Where is Australia in the Electrification Race?
The world is undergoing a significant transition towards electrification, and the race is on to determine which countries will lead the way. Electrification refers to the use of electricity to power devices, vehicles, and homes, instead of relying on fossil fuels. This move is essential to reducing greenhouse gas emissions and combating climate change.
The Electrification Race Around the World
Norway is currently leading the electrification race, with electric vehicles accounting for over three-quarters of all new car sales in 2022. The country also generates 98 per cent of its electricity from renewables, mainly from hydropower with thermal and wind energy additions.
New Zealand is also making significant strides towards electrification, having generated 84 per cent of its electricity from renewables and aiming to be 100 per cent renewable by 2035 and carbon-neutral by 2050.
Sweden has reached its goal of 50 per cent renewable energy in 2020, eight years ahead of schedule, and is on track to achieve 100 per cent by 2040.
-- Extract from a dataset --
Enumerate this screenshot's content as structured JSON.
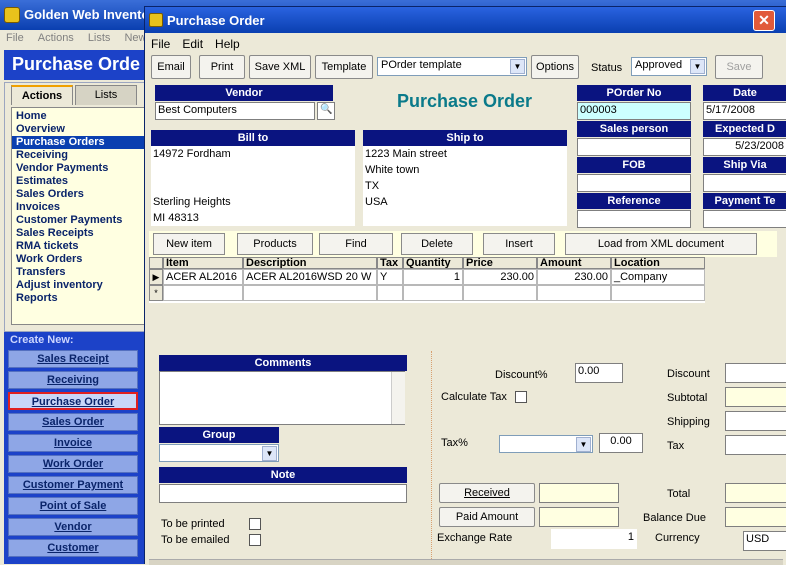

If you’re interested in learning more about which other countries are leading the charge on renewable energy, be sure to check out the Climate Council‘s article.
Where Does Australia Sit in this Race?
Australia, on the other hand, has been slower to adopt electrification than some other countries, with just 35.9 per cent of its total electricity generation coming from renewables. However, this figure has more than doubled from 16.9 per cent in 2017. Electric vehicle sales have been slow, accounting for just 3.8 per cent of all new car sales, although this figure is increasing, and plans are underway to build a network of electric vehicle charging stations across the country.
With the right policies and investments in place, Australia has the potential to become a leader in electrification in the coming years. Harnessing its abundant natural resources, such as wind, sun, and land, would position Australia as a global leader in renewable energy and demonstrate the country’s commitment to taking climate action. The benefits of switching to renewable energy go beyond reducing emissions; it also contributes to a secure economy, job creation, and a reliable energy system.